CAPE CANAVERAL, Fla. • After beating bone cancer, Hayley Arceneaux figures rocketing into orbit on SpaceX’s first private flight should be a piece of cosmic cake.
St. Jude Children’s Research Hospital said Monday that the 29-year-old physician assistant — a former patient hired last spring — will launch this year alongside a billionaire who’s using his purchased spaceflight as a charitable fundraiser.
Arceneaux will become the youngest American in space — beating NASA record-holder Sally Ride by over two years — when she blasts off this fall with entrepreneur Jared Isaacman and two yet-to-be-chosen contest winners. She’ll also be the first to launch with a prosthesis. When she was 10, she had surgery at St. Jude to replace her knee and get a titanium rod in her left thigh bone. She still limps and suffers occasional leg pain, but has been cleared for flight by SpaceX. She’ll serve as the crew’s medical officer.

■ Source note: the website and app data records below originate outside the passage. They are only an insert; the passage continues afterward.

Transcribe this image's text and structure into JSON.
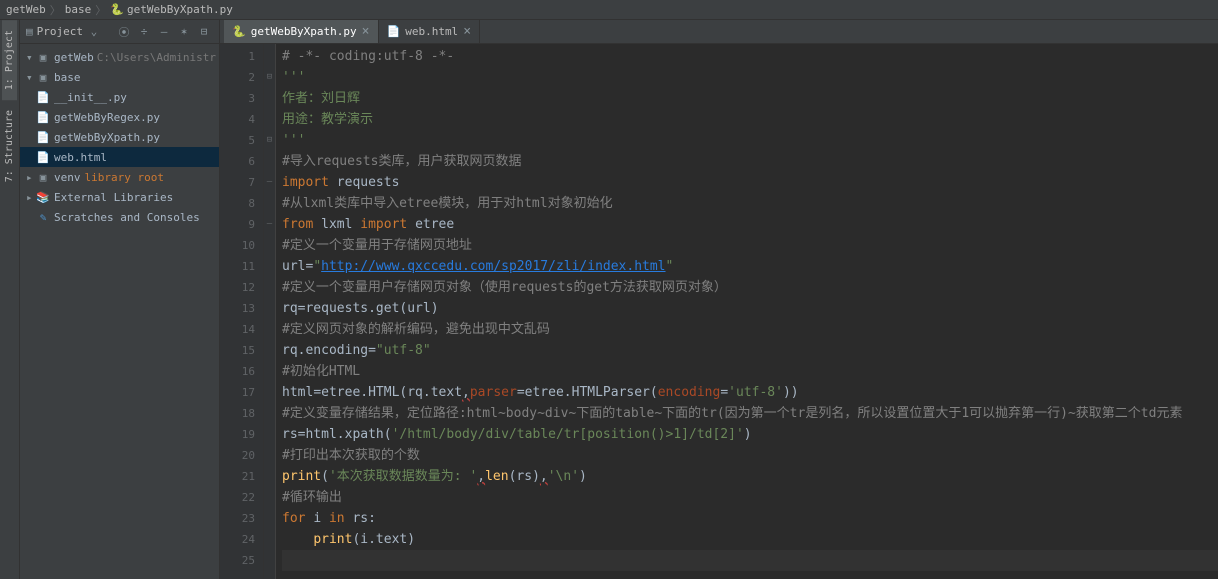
{
  "breadcrumb": {
    "root": "getWeb",
    "mid": "base",
    "leaf": "getWebByXpath.py"
  },
  "side_tabs": {
    "project": "1: Project",
    "structure": "7: Structure"
  },
  "panel": {
    "title": "Project",
    "btn_collapse": "⌄",
    "btn_target": "⦿",
    "btn_plus": "÷",
    "btn_minimize": "—",
    "btn_gear": "✶",
    "btn_hide": "⊟"
  },
  "tree": {
    "root": {
      "name": "getWeb",
      "hint": "C:\\Users\\Administr"
    },
    "base": "base",
    "init": "__init__.py",
    "regex": "getWebByRegex.py",
    "xpath": "getWebByXpath.py",
    "html": "web.html",
    "venv": "venv",
    "venv_hint": "library root",
    "ext": "External Libraries",
    "scratch": "Scratches and Consoles"
  },
  "tabs": {
    "t1": "getWebByXpath.py",
    "t2": "web.html",
    "close": "×"
  },
  "code": {
    "l1": "# -*- coding:utf-8 -*-",
    "l2": "'''",
    "l3_a": "作者：刘日辉",
    "l4_a": "用途：教学演示",
    "l5": "'''",
    "l6": "#导入requests类库，用户获取网页数据",
    "l7_kw": "import ",
    "l7_id": "requests",
    "l8": "#从lxml类库中导入etree模块，用于对html对象初始化",
    "l9_kw1": "from ",
    "l9_id1": "lxml ",
    "l9_kw2": "import ",
    "l9_id2": "etree",
    "l10": "#定义一个变量用于存储网页地址",
    "l11_a": "url",
    "l11_eq": "=",
    "l11_q": "\"",
    "l11_url": "http://www.qxccedu.com/sp2017/zli/index.html",
    "l11_q2": "\"",
    "l12": "#定义一个变量用户存储网页对象（使用requests的get方法获取网页对象）",
    "l13_a": "rq",
    "l13_b": "=requests.get(url)",
    "l14": "#定义网页对象的解析编码，避免出现中文乱码",
    "l15_a": "rq.encoding",
    "l15_b": "=",
    "l15_c": "\"utf-8\"",
    "l16": "#初始化HTML",
    "l17_a": "html",
    "l17_b": "=etree.HTML(rq.text",
    "l17_c": ",",
    "l17_d": "parser",
    "l17_e": "=etree.HTMLParser(",
    "l17_f": "encoding",
    "l17_g": "=",
    "l17_h": "'utf-8'",
    "l17_i": "))",
    "l18": "#定义变量存储结果，定位路径:html~body~div~下面的table~下面的tr(因为第一个tr是列名，所以设置位置大于1可以抛弃第一行)~获取第二个td元素",
    "l19_a": "rs",
    "l19_b": "=html.xpath(",
    "l19_c": "'/html/body/div/table/tr[position()>1]/td[2]'",
    "l19_d": ")",
    "l20": "#打印出本次获取的个数",
    "l21_a": "print",
    "l21_b": "(",
    "l21_c": "'本次获取数据数量为: '",
    "l21_d": ",",
    "l21_e": "len",
    "l21_f": "(rs)",
    "l21_g": ",",
    "l21_h": "'\\n'",
    "l21_i": ")",
    "l22": "#循环输出",
    "l23_a": "for ",
    "l23_b": "i ",
    "l23_c": "in ",
    "l23_d": "rs:",
    "l24_a": "    ",
    "l24_b": "print",
    "l24_c": "(i.text)"
  },
  "line_numbers": [
    "1",
    "2",
    "3",
    "4",
    "5",
    "6",
    "7",
    "8",
    "9",
    "10",
    "11",
    "12",
    "13",
    "14",
    "15",
    "16",
    "17",
    "18",
    "19",
    "20",
    "21",
    "22",
    "23",
    "24",
    "25"
  ]
}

“My battle with cancer really prepared me for space travel,” Arceneaux said in an interview. “It made me tough, and then also I think it really taught me to expect the unexpected and go along for the ride.”

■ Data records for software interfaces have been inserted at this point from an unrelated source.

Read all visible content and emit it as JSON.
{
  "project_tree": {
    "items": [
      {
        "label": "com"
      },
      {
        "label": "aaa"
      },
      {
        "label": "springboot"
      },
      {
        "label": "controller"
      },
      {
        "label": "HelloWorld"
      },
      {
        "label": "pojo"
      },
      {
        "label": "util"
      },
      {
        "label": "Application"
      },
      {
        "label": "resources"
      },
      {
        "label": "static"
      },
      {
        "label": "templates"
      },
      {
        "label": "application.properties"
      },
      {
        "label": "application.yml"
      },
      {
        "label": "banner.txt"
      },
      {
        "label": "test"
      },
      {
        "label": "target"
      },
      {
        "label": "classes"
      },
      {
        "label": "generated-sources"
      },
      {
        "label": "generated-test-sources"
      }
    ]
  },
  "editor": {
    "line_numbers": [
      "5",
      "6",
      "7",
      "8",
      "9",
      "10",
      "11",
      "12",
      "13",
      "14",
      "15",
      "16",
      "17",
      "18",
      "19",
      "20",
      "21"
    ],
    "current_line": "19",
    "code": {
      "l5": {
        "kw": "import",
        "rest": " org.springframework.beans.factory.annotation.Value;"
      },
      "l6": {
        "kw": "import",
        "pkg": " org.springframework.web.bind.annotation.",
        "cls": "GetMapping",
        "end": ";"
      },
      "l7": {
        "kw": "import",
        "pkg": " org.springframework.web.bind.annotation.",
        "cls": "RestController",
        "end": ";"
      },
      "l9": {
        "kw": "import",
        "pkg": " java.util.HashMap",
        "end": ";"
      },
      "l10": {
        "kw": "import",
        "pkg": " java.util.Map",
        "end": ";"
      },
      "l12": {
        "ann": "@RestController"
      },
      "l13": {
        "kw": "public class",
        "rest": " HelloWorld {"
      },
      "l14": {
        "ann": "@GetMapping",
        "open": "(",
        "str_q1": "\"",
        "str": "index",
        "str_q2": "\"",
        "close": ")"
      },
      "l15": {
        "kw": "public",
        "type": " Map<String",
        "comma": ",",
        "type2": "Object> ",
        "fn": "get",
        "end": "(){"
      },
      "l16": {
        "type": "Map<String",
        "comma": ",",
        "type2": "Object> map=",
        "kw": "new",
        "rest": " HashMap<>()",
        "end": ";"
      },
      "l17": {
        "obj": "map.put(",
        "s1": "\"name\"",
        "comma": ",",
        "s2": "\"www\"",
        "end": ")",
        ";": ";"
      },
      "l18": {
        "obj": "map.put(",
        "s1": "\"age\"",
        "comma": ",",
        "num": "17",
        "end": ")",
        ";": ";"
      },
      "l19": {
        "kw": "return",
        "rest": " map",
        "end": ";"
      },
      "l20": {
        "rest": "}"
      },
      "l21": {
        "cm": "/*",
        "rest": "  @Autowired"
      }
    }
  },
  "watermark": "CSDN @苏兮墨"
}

She wants to show her young patients and other cancer survivors that “the sky is not even the limit anymore.”
“It’s going to mean so much to these kids to see a survivor in space,” she said.

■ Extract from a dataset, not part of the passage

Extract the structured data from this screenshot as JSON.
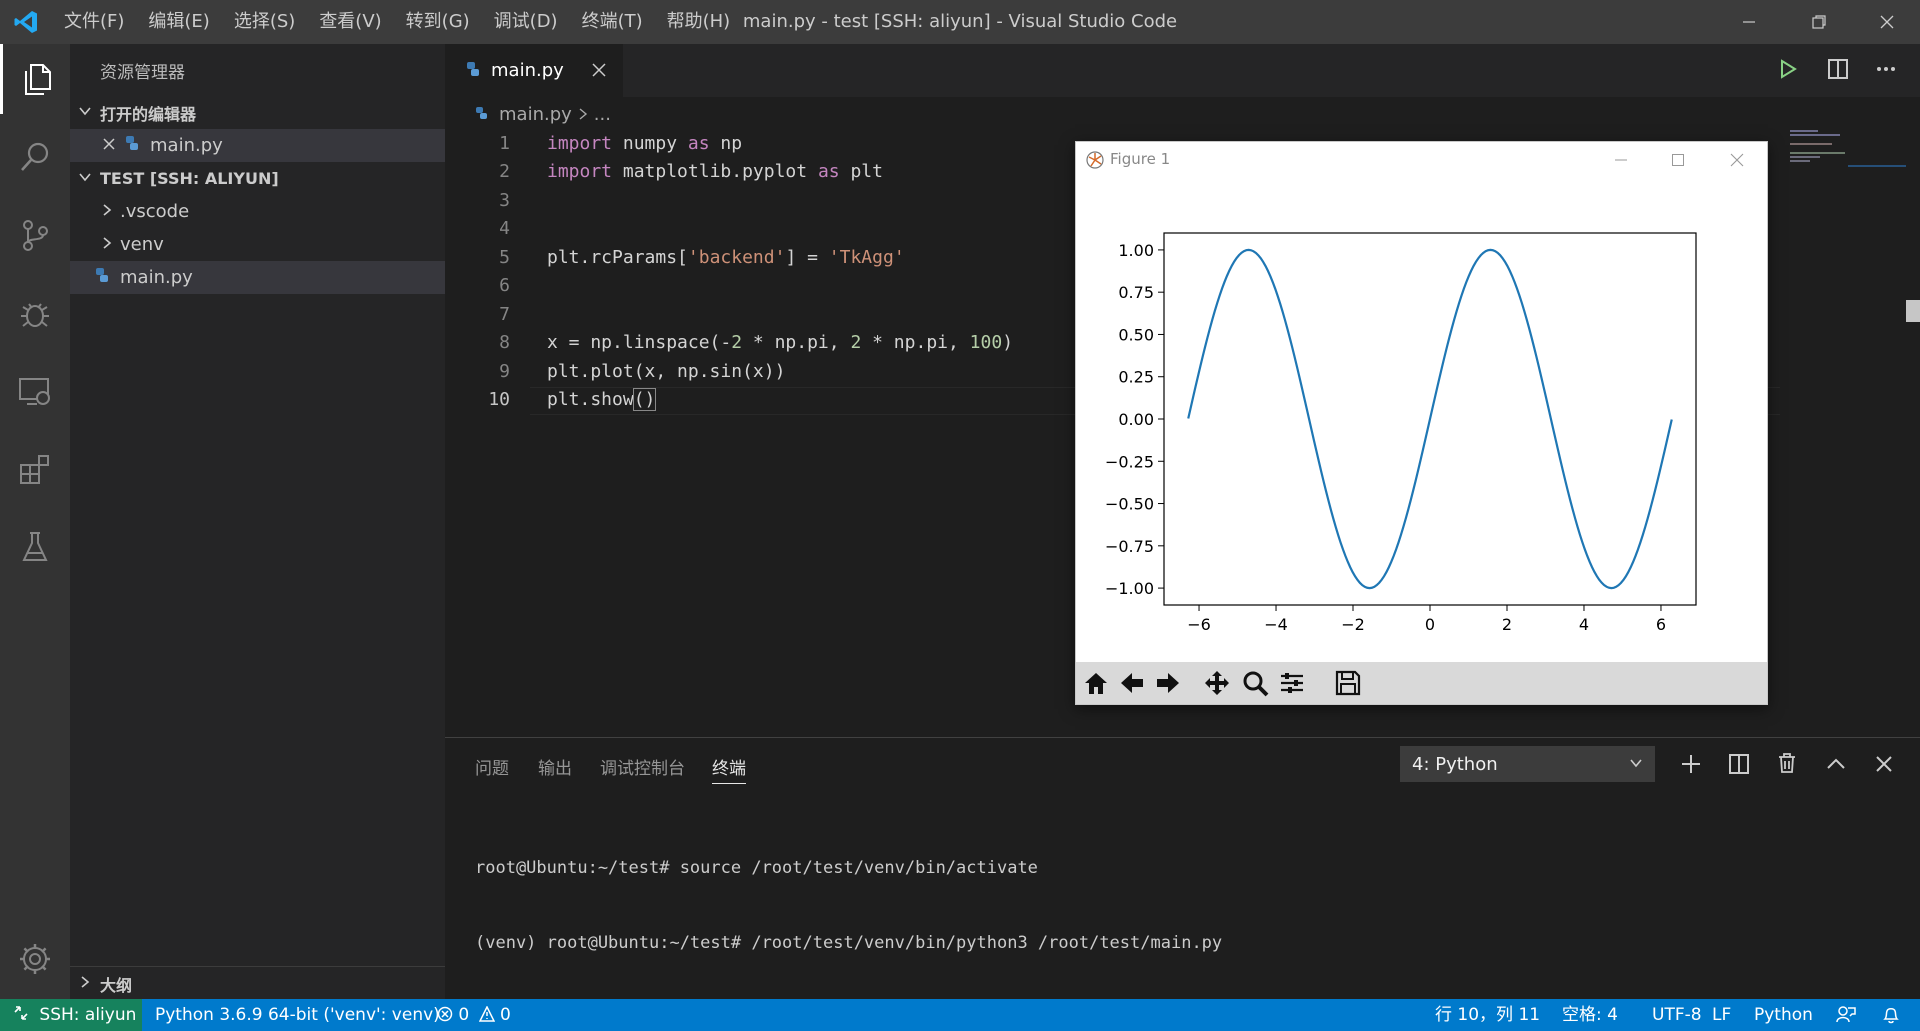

Isaacman announced his space mission Feb. 1, pledging to raise $200 million for St. Jude, half of that his own contribution. As the flight’s self-appointed commander, he offered one of the four SpaceX Dragon capsule seats to St. Jude. Without alerting the staff, St. Jude chose Arceneaux from among the “scores” of hospital and fundraising employees who had once been patients and could represent the next generation, said Rick Shadyac, president of St. Jude’s fundraising organization.
Arceneaux was at home in Memphis, Tenn., when she got the “out of the blue” call in January asking if she’d represent St. Jude in space. Her response: “Yes! Yes! Please!” But first she wanted to run it past her mother in St. Francisville, La. (Her father died of kidney cancer in 2018.)
Next she reached out to her brother and sister-in-law, both of them aerospace engineers, who “reassured me how safe space travel is.”